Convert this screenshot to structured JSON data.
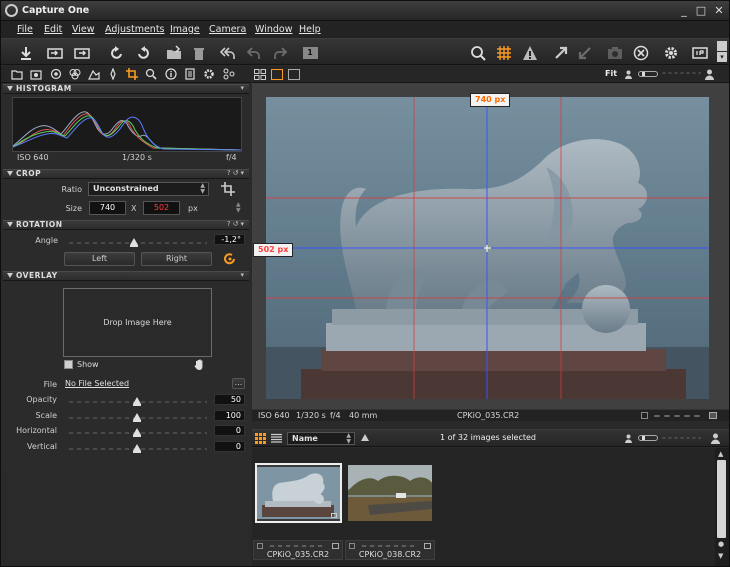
{
  "app": {
    "title": "Capture One"
  },
  "window_controls": {
    "minimize": "_",
    "maximize": "□",
    "close": "✕"
  },
  "menu": [
    "File",
    "Edit",
    "View",
    "Adjustments",
    "Image",
    "Camera",
    "Window",
    "Help"
  ],
  "toolbar": {
    "left_icons": [
      "import-icon",
      "capture-icon",
      "export-icon",
      "rotate-left-icon",
      "rotate-right-icon",
      "move-to-folder-icon",
      "trash-icon",
      "undo-all-icon",
      "undo-icon",
      "redo-icon",
      "single-view-icon"
    ],
    "right_icons": [
      "loupe-icon",
      "grid-overlay-icon",
      "exposure-warning-icon",
      "copy-adjustments-icon",
      "apply-adjustments-icon",
      "camera-icon",
      "reset-icon",
      "settings-icon",
      "preferences-icon"
    ],
    "single_view_label": "1"
  },
  "tool_tabs": [
    "library-icon",
    "capture-tab-icon",
    "lens-icon",
    "color-icon",
    "exposure-icon",
    "details-icon",
    "crop-tab-icon",
    "focus-icon",
    "metadata-icon",
    "output-icon",
    "settings-tab-icon",
    "batch-icon"
  ],
  "histogram": {
    "label": "HISTOGRAM",
    "iso": "ISO 640",
    "shutter": "1/320 s",
    "aperture": "f/4"
  },
  "crop": {
    "label": "CROP",
    "ratio_label": "Ratio",
    "ratio_value": "Unconstrained",
    "size_label": "Size",
    "width": "740",
    "x_label": "X",
    "height": "502",
    "unit": "px"
  },
  "rotation": {
    "label": "ROTATION",
    "angle_label": "Angle",
    "angle_value": "-1,2°",
    "left_label": "Left",
    "right_label": "Right"
  },
  "overlay": {
    "label": "OVERLAY",
    "drop_text": "Drop Image Here",
    "show_label": "Show",
    "file_label": "File",
    "file_value": "No File Selected",
    "browse_label": "...",
    "opacity_label": "Opacity",
    "opacity_value": "50",
    "scale_label": "Scale",
    "scale_value": "100",
    "horizontal_label": "Horizontal",
    "horizontal_value": "0",
    "vertical_label": "Vertical",
    "vertical_value": "0"
  },
  "viewer": {
    "fit_label": "Fit",
    "crop_width_tag": "740 px",
    "crop_height_tag": "502 px"
  },
  "status": {
    "iso": "ISO 640",
    "shutter": "1/320 s",
    "aperture": "f/4",
    "focal": "40 mm",
    "filename": "CPKiO_035.CR2"
  },
  "browser": {
    "sort_label": "Name",
    "selection_status": "1 of 32 images selected",
    "thumbnails": [
      {
        "name": "CPKiO_035.CR2",
        "selected": true
      },
      {
        "name": "CPKiO_038.CR2",
        "selected": false
      }
    ]
  },
  "colors": {
    "accent_orange": "#ff9a1f",
    "crop_red": "#ff3d3d",
    "guide_blue": "#3a55ff"
  }
}
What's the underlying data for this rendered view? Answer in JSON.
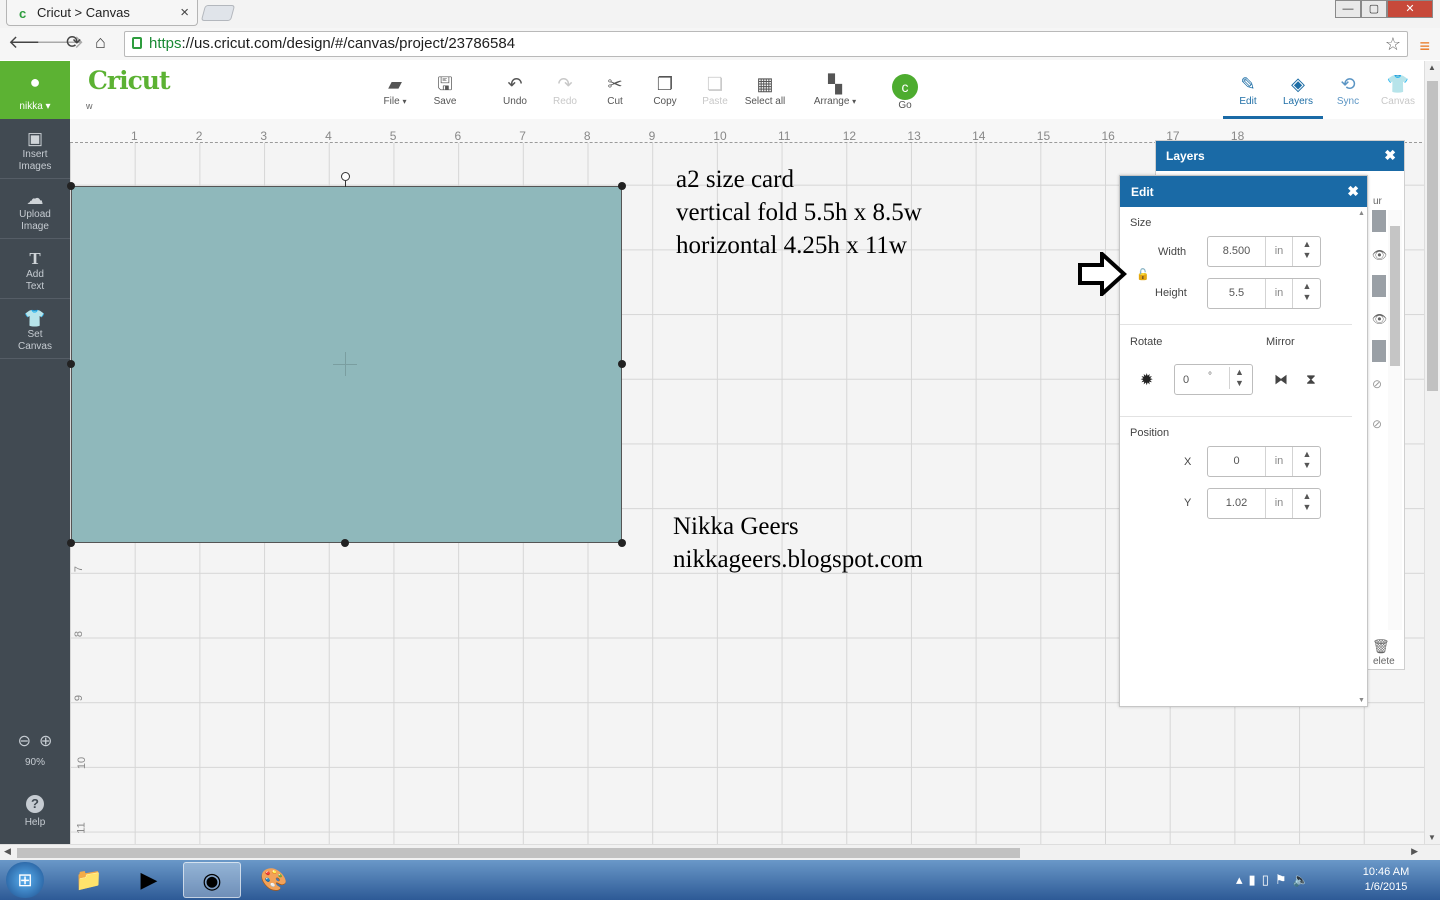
{
  "browser": {
    "tab_title": "Cricut > Canvas",
    "tab_close": "×",
    "url_scheme": "https",
    "url_rest": "://us.cricut.com/design/#/canvas/project/23786584",
    "win_min": "—",
    "win_max": "▢",
    "win_close": "✕"
  },
  "app": {
    "logo": "Cricut",
    "logo_sub": "w",
    "user_name": "nikka ▾",
    "toolbar": [
      {
        "label": "File",
        "icon": "folder-icon",
        "caret": "▾",
        "enabled": true
      },
      {
        "label": "Save",
        "icon": "save-icon",
        "enabled": true
      },
      {
        "label": "Undo",
        "icon": "undo-icon",
        "enabled": true
      },
      {
        "label": "Redo",
        "icon": "redo-icon",
        "enabled": false
      },
      {
        "label": "Cut",
        "icon": "cut-icon",
        "enabled": true
      },
      {
        "label": "Copy",
        "icon": "copy-icon",
        "enabled": true
      },
      {
        "label": "Paste",
        "icon": "paste-icon",
        "enabled": false
      },
      {
        "label": "Select all",
        "icon": "select-all-icon",
        "enabled": true
      },
      {
        "label": "Arrange",
        "icon": "arrange-icon",
        "caret": "▾",
        "enabled": true
      },
      {
        "label": "Go",
        "icon": "go-icon",
        "enabled": true
      }
    ],
    "right_tools": [
      {
        "label": "Edit",
        "icon": "edit-icon",
        "active": true
      },
      {
        "label": "Layers",
        "icon": "layers-icon",
        "active": true
      },
      {
        "label": "Sync",
        "icon": "sync-icon",
        "active": false
      },
      {
        "label": "Canvas",
        "icon": "canvas-icon",
        "active": false
      }
    ],
    "sidebar": [
      {
        "line1": "Insert",
        "line2": "Images",
        "icon": "image-icon"
      },
      {
        "line1": "Upload",
        "line2": "Image",
        "icon": "upload-icon"
      },
      {
        "line1": "Add",
        "line2": "Text",
        "icon": "text-icon"
      },
      {
        "line1": "Set",
        "line2": "Canvas",
        "icon": "shirt-icon"
      }
    ],
    "zoom_level": "90%",
    "help_label": "Help"
  },
  "canvas": {
    "ruler_top": [
      "1",
      "2",
      "3",
      "4",
      "5",
      "6",
      "7",
      "8",
      "9",
      "10",
      "11",
      "12",
      "13",
      "14",
      "15",
      "16",
      "17",
      "18"
    ],
    "ruler_left": [
      "7",
      "8",
      "9",
      "10",
      "11"
    ],
    "note1": [
      "a2 size card",
      "vertical fold 5.5h x 8.5w",
      "horizontal 4.25h x 11w"
    ],
    "note2": [
      "Nikka Geers",
      "nikkageers.blogspot.com"
    ],
    "card_color": "#8fb8bb"
  },
  "layers_panel": {
    "title": "Layers",
    "close": "✖",
    "partial_label": "ur",
    "delete_partial": "elete"
  },
  "edit_panel": {
    "title": "Edit",
    "close": "✖",
    "size_label": "Size",
    "width_label": "Width",
    "width_value": "8.500",
    "width_unit": "in",
    "height_label": "Height",
    "height_value": "5.5",
    "height_unit": "in",
    "rotate_label": "Rotate",
    "rotate_value": "0",
    "rotate_unit": "°",
    "mirror_label": "Mirror",
    "position_label": "Position",
    "x_label": "X",
    "x_value": "0",
    "x_unit": "in",
    "y_label": "Y",
    "y_value": "1.02",
    "y_unit": "in"
  },
  "taskbar": {
    "time": "10:46 AM",
    "date": "1/6/2015"
  },
  "colors": {
    "brand_green": "#5cb233",
    "panel_blue": "#1a6aa6",
    "sidebar_dark": "#414a52"
  }
}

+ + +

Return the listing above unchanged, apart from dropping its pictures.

Convert this screenshot to structured JSON data.
{
  "app": {
    "title": "Capture One"
  },
  "window_controls": {
    "minimize": "_",
    "maximize": "□",
    "close": "✕"
  },
  "menu": [
    "File",
    "Edit",
    "View",
    "Adjustments",
    "Image",
    "Camera",
    "Window",
    "Help"
  ],
  "toolbar": {
    "left_icons": [
      "import-icon",
      "capture-icon",
      "export-icon",
      "rotate-left-icon",
      "rotate-right-icon",
      "move-to-folder-icon",
      "trash-icon",
      "undo-all-icon",
      "undo-icon",
      "redo-icon",
      "single-view-icon"
    ],
    "right_icons": [
      "loupe-icon",
      "grid-overlay-icon",
      "exposure-warning-icon",
      "copy-adjustments-icon",
      "apply-adjustments-icon",
      "camera-icon",
      "reset-icon",
      "settings-icon",
      "preferences-icon"
    ],
    "single_view_label": "1"
  },
  "tool_tabs": [
    "library-icon",
    "capture-tab-icon",
    "lens-icon",
    "color-icon",
    "exposure-icon",
    "details-icon",
    "crop-tab-icon",
    "focus-icon",
    "metadata-icon",
    "output-icon",
    "settings-tab-icon",
    "batch-icon"
  ],
  "histogram": {
    "label": "HISTOGRAM",
    "iso": "ISO 640",
    "shutter": "1/320 s",
    "aperture": "f/4"
  },
  "crop": {
    "label": "CROP",
    "ratio_label": "Ratio",
    "ratio_value": "Unconstrained",
    "size_label": "Size",
    "width": "740",
    "x_label": "X",
    "height": "502",
    "unit": "px"
  },
  "rotation": {
    "label": "ROTATION",
    "angle_label": "Angle",
    "angle_value": "-1,2°",
    "left_label": "Left",
    "right_label": "Right"
  },
  "overlay": {
    "label": "OVERLAY",
    "drop_text": "Drop Image Here",
    "show_label": "Show",
    "file_label": "File",
    "file_value": "No File Selected",
    "browse_label": "...",
    "opacity_label": "Opacity",
    "opacity_value": "50",
    "scale_label": "Scale",
    "scale_value": "100",
    "horizontal_label": "Horizontal",
    "horizontal_value": "0",
    "vertical_label": "Vertical",
    "vertical_value": "0"
  },
  "viewer": {
    "fit_label": "Fit",
    "crop_width_tag": "740 px",
    "crop_height_tag": "502 px"
  },
  "status": {
    "iso": "ISO 640",
    "shutter": "1/320 s",
    "aperture": "f/4",
    "focal": "40 mm",
    "filename": "CPKiO_035.CR2"
  },
  "browser": {
    "sort_label": "Name",
    "selection_status": "1 of 32 images selected",
    "thumbnails": [
      {
        "name": "CPKiO_035.CR2",
        "selected": true
      },
      {
        "name": "CPKiO_038.CR2",
        "selected": false
      }
    ]
  },
  "colors": {
    "accent_orange": "#ff9a1f",
    "crop_red": "#ff3d3d",
    "guide_blue": "#3a55ff"
  }
}
What's the underlying data for this rendered view? Answer in JSON.
{
  "browser": {
    "tab_title": "Cricut > Canvas",
    "tab_close": "×",
    "url_scheme": "https",
    "url_rest": "://us.cricut.com/design/#/canvas/project/23786584",
    "win_min": "—",
    "win_max": "▢",
    "win_close": "✕"
  },
  "app": {
    "logo": "Cricut",
    "logo_sub": "w",
    "user_name": "nikka ▾",
    "toolbar": [
      {
        "label": "File",
        "icon": "folder-icon",
        "caret": "▾",
        "enabled": true
      },
      {
        "label": "Save",
        "icon": "save-icon",
        "enabled": true
      },
      {
        "label": "Undo",
        "icon": "undo-icon",
        "enabled": true
      },
      {
        "label": "Redo",
        "icon": "redo-icon",
        "enabled": false
      },
      {
        "label": "Cut",
        "icon": "cut-icon",
        "enabled": true
      },
      {
        "label": "Copy",
        "icon": "copy-icon",
        "enabled": true
      },
      {
        "label": "Paste",
        "icon": "paste-icon",
        "enabled": false
      },
      {
        "label": "Select all",
        "icon": "select-all-icon",
        "enabled": true
      },
      {
        "label": "Arrange",
        "icon": "arrange-icon",
        "caret": "▾",
        "enabled": true
      },
      {
        "label": "Go",
        "icon": "go-icon",
        "enabled": true
      }
    ],
    "right_tools": [
      {
        "label": "Edit",
        "icon": "edit-icon",
        "active": true
      },
      {
        "label": "Layers",
        "icon": "layers-icon",
        "active": true
      },
      {
        "label": "Sync",
        "icon": "sync-icon",
        "active": false
      },
      {
        "label": "Canvas",
        "icon": "canvas-icon",
        "active": false
      }
    ],
    "sidebar": [
      {
        "line1": "Insert",
        "line2": "Images",
        "icon": "image-icon"
      },
      {
        "line1": "Upload",
        "line2": "Image",
        "icon": "upload-icon"
      },
      {
        "line1": "Add",
        "line2": "Text",
        "icon": "text-icon"
      },
      {
        "line1": "Set",
        "line2": "Canvas",
        "icon": "shirt-icon"
      }
    ],
    "zoom_level": "90%",
    "help_label": "Help"
  },
  "canvas": {
    "ruler_top": [
      "1",
      "2",
      "3",
      "4",
      "5",
      "6",
      "7",
      "8",
      "9",
      "10",
      "11",
      "12",
      "13",
      "14",
      "15",
      "16",
      "17",
      "18"
    ],
    "ruler_left": [
      "7",
      "8",
      "9",
      "10",
      "11"
    ],
    "note1": [
      "a2 size card",
      "vertical fold 5.5h x 8.5w",
      "horizontal 4.25h x 11w"
    ],
    "note2": [
      "Nikka Geers",
      "nikkageers.blogspot.com"
    ],
    "card_color": "#8fb8bb"
  },
  "layers_panel": {
    "title": "Layers",
    "close": "✖",
    "partial_label": "ur",
    "delete_partial": "elete"
  },
  "edit_panel": {
    "title": "Edit",
    "close": "✖",
    "size_label": "Size",
    "width_label": "Width",
    "width_value": "8.500",
    "width_unit": "in",
    "height_label": "Height",
    "height_value": "5.5",
    "height_unit": "in",
    "rotate_label": "Rotate",
    "rotate_value": "0",
    "rotate_unit": "°",
    "mirror_label": "Mirror",
    "position_label": "Position",
    "x_label": "X",
    "x_value": "0",
    "x_unit": "in",
    "y_label": "Y",
    "y_value": "1.02",
    "y_unit": "in"
  },
  "taskbar": {
    "time": "10:46 AM",
    "date": "1/6/2015"
  },
  "colors": {
    "brand_green": "#5cb233",
    "panel_blue": "#1a6aa6",
    "sidebar_dark": "#414a52"
  }
}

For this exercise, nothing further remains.